Thanks for joining the fun this week! If you missed any of the amazing stories, go read them here. Finished? Great! Here's what the judge had to say:
These stories were great! The rotten watermelon smell really stayed with me, as did the annoyed ghost materializing from the writer's computer. I also loved the concept of the piano with a mystery ghost sold at auction and the mood set in the story with the rose quartz girl. Be careful with spelling errors, as they can be very distracting to the reader.
LETTER TO AMELIE by Mordea - The author creates a clear mood in this story; however, the plot is not totally clear. Is Amelie an actual ghost, or does the author just think of her whenever she sees the piano? Who is playing the piano? The first sentence is not as well integrated into the first paragraph as it could be.
STORY TIME by Audrey Gran Weinberg - Fabulous use of the story prompt. Enjoyed the bit about her naming her characters after her parents. Rachel's jump to the worry that she might be insane with the ghost's comment was a bit quick for me, especially after the nonchalant way she reacts to the chicken soup smell. This story is very clever, but would benefit with a bit more consistency. Maybe a hint to the reader that the chicken soup might be supernatural?
THE PIANO OWNER by Nada Adel - Loved the concept, although I would have like more detail about witches in your world. The story would also work without your writing that the house belonged to a witch. There is one moment where the story seems to go from third person limited to third person omniscient, when you write about the way that the others at the auction feel. Sheila and the ghost are both very well-realized and interesting characters, but I would have liked a bit more majesty in the last line, as "tunes" seems out of character for the Count, as well as for the music of Beethoven.
UNTITLED by Riham Adly - This story lacks a title. It sustains its melancholy mood very well, but has several spelling errors. I found the description of the piano keys as "checkered" to be a bit jarring, and I was confused by the rotating of the rose quartz pendulum, thinking "pendulums swing back and forth; they don't rotate." The use of quartz jewelry for communicating with spirits needs to be shown. I enjoyed the use of first person for the ghost. I could see this being lengthened into a short story for young adults.
Special Challenge Champion
HOW TECHNOLOGY AND DO-IT-YOURSELF FISH TANKS CURSED THE GHOST OF THE PIANO
by Holly Geely

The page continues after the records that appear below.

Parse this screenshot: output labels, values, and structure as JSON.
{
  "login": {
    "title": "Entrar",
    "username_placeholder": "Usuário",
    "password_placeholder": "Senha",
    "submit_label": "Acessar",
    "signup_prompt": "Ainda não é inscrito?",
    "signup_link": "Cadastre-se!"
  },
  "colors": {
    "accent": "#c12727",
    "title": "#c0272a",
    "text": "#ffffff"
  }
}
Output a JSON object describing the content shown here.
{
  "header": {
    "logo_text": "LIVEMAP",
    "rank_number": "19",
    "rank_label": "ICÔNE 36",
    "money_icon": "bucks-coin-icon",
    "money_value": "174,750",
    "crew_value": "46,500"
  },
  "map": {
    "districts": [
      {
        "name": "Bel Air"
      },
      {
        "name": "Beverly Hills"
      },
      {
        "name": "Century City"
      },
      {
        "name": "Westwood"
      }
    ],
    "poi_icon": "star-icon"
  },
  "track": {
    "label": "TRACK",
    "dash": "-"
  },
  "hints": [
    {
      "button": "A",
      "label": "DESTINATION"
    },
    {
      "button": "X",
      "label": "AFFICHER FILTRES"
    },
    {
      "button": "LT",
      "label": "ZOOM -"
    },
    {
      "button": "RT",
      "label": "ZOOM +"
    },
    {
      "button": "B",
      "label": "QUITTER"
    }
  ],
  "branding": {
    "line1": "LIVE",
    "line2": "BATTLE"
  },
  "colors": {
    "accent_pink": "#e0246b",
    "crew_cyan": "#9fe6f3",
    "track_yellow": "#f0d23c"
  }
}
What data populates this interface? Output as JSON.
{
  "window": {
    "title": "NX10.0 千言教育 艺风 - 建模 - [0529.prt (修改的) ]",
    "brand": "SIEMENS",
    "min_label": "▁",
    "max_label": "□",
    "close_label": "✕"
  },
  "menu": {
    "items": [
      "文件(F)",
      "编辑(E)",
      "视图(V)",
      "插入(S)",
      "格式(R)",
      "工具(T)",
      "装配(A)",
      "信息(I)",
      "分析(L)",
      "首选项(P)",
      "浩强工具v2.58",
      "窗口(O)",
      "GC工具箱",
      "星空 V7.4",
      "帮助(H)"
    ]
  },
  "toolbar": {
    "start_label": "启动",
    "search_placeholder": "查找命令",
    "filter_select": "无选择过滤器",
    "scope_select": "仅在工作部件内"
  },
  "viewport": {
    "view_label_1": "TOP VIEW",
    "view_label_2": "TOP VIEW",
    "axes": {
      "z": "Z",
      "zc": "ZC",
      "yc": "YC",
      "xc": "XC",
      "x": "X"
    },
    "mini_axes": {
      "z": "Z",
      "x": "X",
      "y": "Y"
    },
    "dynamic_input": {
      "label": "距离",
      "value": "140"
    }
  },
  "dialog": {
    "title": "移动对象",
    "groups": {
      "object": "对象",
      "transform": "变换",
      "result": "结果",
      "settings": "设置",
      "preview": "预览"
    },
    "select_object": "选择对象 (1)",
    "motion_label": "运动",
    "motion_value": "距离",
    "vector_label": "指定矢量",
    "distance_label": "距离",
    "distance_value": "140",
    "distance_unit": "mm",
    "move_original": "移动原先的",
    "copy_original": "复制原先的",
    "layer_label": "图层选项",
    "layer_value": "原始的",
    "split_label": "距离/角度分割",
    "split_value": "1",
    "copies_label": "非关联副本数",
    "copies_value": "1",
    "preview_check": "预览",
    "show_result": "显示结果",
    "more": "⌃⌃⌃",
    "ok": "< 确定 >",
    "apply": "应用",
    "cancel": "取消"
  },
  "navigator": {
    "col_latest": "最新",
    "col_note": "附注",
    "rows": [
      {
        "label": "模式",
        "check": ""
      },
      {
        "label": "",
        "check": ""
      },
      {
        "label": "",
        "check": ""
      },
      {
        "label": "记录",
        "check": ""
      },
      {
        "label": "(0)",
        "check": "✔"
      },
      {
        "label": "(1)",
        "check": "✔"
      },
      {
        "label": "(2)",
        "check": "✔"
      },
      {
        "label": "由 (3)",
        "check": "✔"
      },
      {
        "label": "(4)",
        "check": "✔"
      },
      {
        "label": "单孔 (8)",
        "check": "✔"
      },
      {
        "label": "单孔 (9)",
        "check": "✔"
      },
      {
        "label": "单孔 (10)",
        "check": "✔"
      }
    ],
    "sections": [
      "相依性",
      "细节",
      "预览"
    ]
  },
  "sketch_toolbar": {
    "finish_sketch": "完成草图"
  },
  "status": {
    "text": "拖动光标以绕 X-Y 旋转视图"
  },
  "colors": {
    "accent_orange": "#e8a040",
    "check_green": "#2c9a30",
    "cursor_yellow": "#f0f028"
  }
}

This story made me laugh out loud! I loved the mix of ghost story tropes (i.e. temperature dropping several degrees) and contemporary irreverence. I would have picked a title that left a little more of the concept to the imagination, as the ending to this story is quite delicious. Loved the rotten watermelon smell and Janet's voice. There were a couple of grammatical and spelling errors that were distracting for me. The last sentence was excellent. The way she described the ghost with all five senses sticks with the reader: the rotten watermelon, the draping pose on top of the piano, and the howls at her attitude. Great work!
AS DISTINCT AS MULBERRIES
by Patrick Stahl
This story is very well conceived and executed. The dialogue is clever and we get a feel for both the narrator and the ghost. The sensory detail fits seamlessly into the narrative, especially the smell of mulberries. I also loved the narrator's smelling the wet paint at the beginning of the story. The spooky but unexpected ending featuring the ghost's father and a mulberry worked perfectly. Congratulations!